• _Study material_
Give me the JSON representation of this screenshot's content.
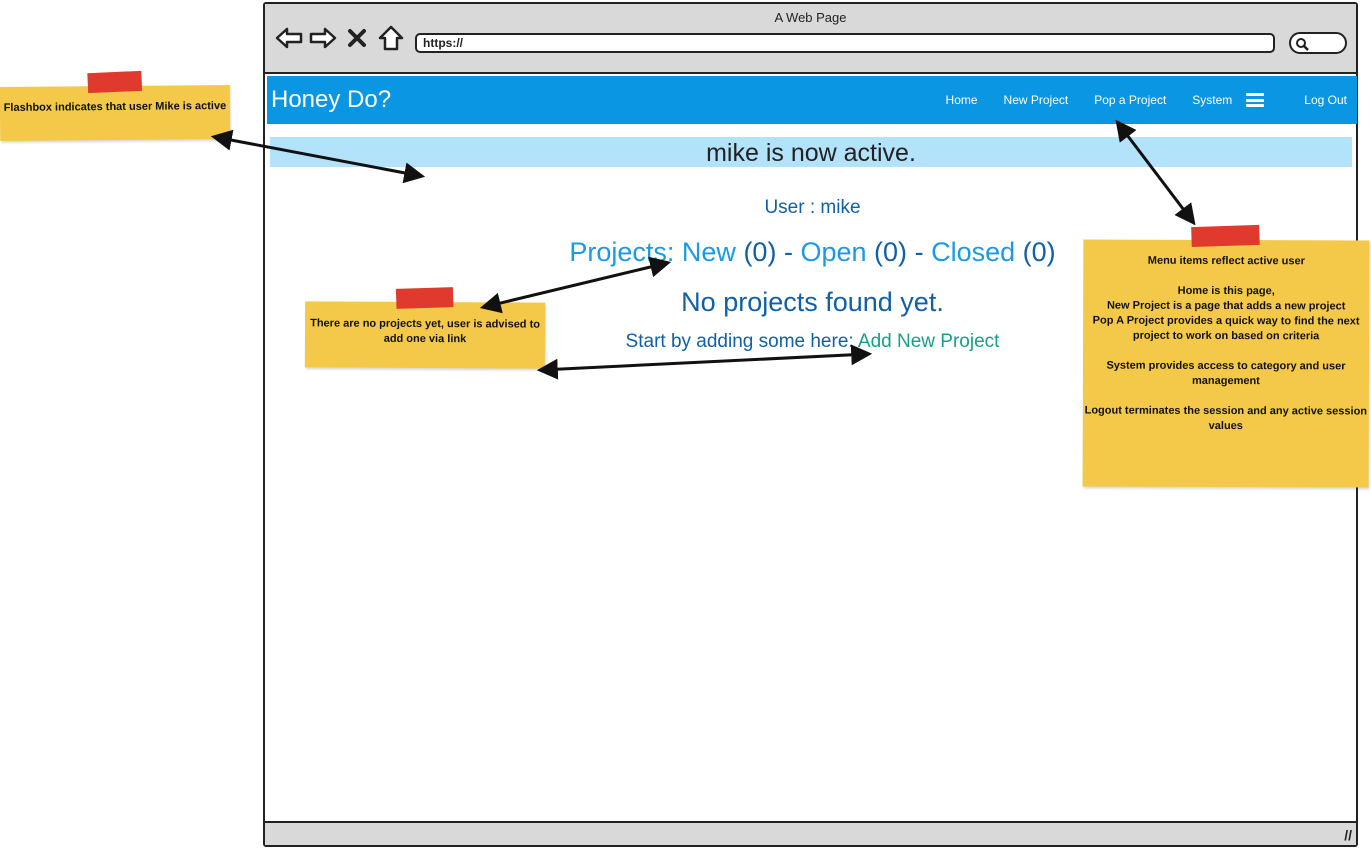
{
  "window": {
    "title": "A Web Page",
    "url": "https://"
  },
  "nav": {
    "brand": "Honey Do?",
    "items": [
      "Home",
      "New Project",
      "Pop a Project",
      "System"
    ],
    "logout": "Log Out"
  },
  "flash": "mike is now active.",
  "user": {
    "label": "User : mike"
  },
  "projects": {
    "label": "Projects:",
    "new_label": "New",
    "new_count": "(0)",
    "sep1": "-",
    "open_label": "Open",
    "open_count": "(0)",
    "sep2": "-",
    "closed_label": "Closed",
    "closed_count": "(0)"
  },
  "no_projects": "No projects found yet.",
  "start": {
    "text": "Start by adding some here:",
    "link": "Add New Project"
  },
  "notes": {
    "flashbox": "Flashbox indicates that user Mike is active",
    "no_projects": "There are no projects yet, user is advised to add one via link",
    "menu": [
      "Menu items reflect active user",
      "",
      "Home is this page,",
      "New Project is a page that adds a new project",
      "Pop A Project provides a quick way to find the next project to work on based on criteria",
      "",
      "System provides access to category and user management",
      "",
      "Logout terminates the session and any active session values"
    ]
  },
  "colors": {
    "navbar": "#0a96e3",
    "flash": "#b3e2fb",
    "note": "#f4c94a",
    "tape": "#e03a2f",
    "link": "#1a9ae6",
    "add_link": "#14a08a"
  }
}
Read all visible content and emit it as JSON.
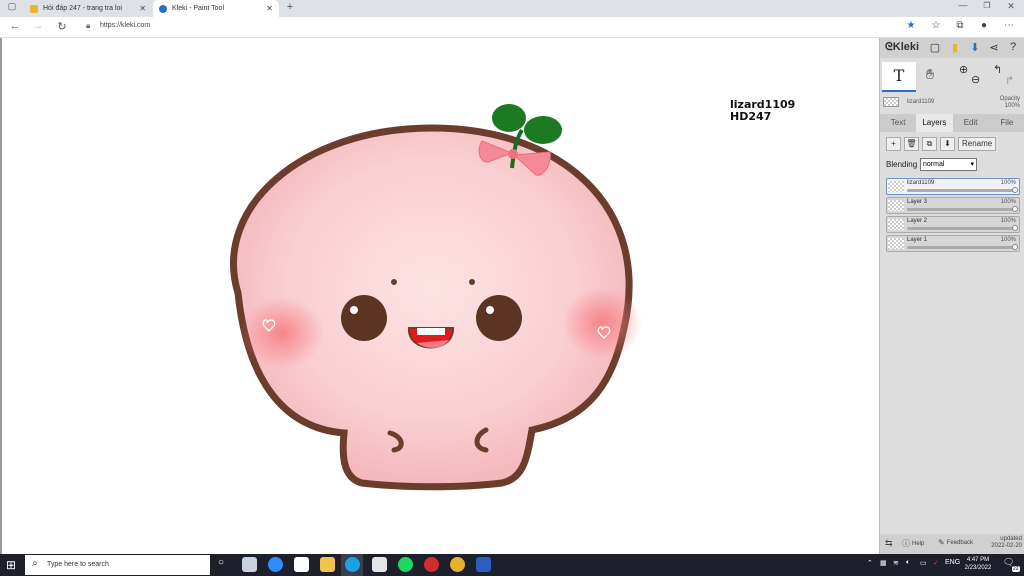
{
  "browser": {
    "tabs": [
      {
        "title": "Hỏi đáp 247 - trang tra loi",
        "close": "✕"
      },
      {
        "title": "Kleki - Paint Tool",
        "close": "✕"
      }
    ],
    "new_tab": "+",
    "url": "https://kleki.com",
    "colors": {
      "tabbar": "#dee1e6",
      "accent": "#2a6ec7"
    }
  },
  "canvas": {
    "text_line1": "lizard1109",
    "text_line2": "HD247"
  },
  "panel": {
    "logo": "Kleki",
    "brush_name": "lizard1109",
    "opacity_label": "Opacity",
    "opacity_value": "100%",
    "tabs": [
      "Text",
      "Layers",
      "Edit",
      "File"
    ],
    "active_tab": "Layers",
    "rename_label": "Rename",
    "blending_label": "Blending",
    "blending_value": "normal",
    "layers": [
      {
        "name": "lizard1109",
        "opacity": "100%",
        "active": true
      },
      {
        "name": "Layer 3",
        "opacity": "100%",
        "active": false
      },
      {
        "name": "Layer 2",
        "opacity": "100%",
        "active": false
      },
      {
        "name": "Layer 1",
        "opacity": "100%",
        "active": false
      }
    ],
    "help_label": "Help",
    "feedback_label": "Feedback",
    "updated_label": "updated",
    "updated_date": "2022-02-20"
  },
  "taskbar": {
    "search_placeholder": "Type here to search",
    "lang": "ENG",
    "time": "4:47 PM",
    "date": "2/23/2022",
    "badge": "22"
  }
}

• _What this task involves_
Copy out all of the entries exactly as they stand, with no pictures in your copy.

• _Response area_
Give me the JSON representation of this screenshot's content.
{
  "window": {
    "title": "A Web Page",
    "url": "https://"
  },
  "nav": {
    "brand": "Honey Do?",
    "items": [
      "Home",
      "New Project",
      "Pop a Project",
      "System"
    ],
    "logout": "Log Out"
  },
  "flash": "mike is now active.",
  "user": {
    "label": "User : mike"
  },
  "projects": {
    "label": "Projects:",
    "new_label": "New",
    "new_count": "(0)",
    "sep1": "-",
    "open_label": "Open",
    "open_count": "(0)",
    "sep2": "-",
    "closed_label": "Closed",
    "closed_count": "(0)"
  },
  "no_projects": "No projects found yet.",
  "start": {
    "text": "Start by adding some here:",
    "link": "Add New Project"
  },
  "notes": {
    "flashbox": "Flashbox indicates that user Mike is active",
    "no_projects": "There are no projects yet, user is advised to add one via link",
    "menu": [
      "Menu items reflect active user",
      "",
      "Home is this page,",
      "New Project is a page that adds a new project",
      "Pop A Project provides a quick way to find the next project to work on based on criteria",
      "",
      "System provides access to category and user management",
      "",
      "Logout terminates the session and any active session values"
    ]
  },
  "colors": {
    "navbar": "#0a96e3",
    "flash": "#b3e2fb",
    "note": "#f4c94a",
    "tape": "#e03a2f",
    "link": "#1a9ae6",
    "add_link": "#14a08a"
  }
}
Read all visible content and emit it as JSON.
{
  "browser": {
    "tabs": [
      {
        "title": "Hỏi đáp 247 - trang tra loi",
        "close": "✕"
      },
      {
        "title": "Kleki - Paint Tool",
        "close": "✕"
      }
    ],
    "new_tab": "+",
    "url": "https://kleki.com",
    "colors": {
      "tabbar": "#dee1e6",
      "accent": "#2a6ec7"
    }
  },
  "canvas": {
    "text_line1": "lizard1109",
    "text_line2": "HD247"
  },
  "panel": {
    "logo": "Kleki",
    "brush_name": "lizard1109",
    "opacity_label": "Opacity",
    "opacity_value": "100%",
    "tabs": [
      "Text",
      "Layers",
      "Edit",
      "File"
    ],
    "active_tab": "Layers",
    "rename_label": "Rename",
    "blending_label": "Blending",
    "blending_value": "normal",
    "layers": [
      {
        "name": "lizard1109",
        "opacity": "100%",
        "active": true
      },
      {
        "name": "Layer 3",
        "opacity": "100%",
        "active": false
      },
      {
        "name": "Layer 2",
        "opacity": "100%",
        "active": false
      },
      {
        "name": "Layer 1",
        "opacity": "100%",
        "active": false
      }
    ],
    "help_label": "Help",
    "feedback_label": "Feedback",
    "updated_label": "updated",
    "updated_date": "2022-02-20"
  },
  "taskbar": {
    "search_placeholder": "Type here to search",
    "lang": "ENG",
    "time": "4:47 PM",
    "date": "2/23/2022",
    "badge": "22"
  }
}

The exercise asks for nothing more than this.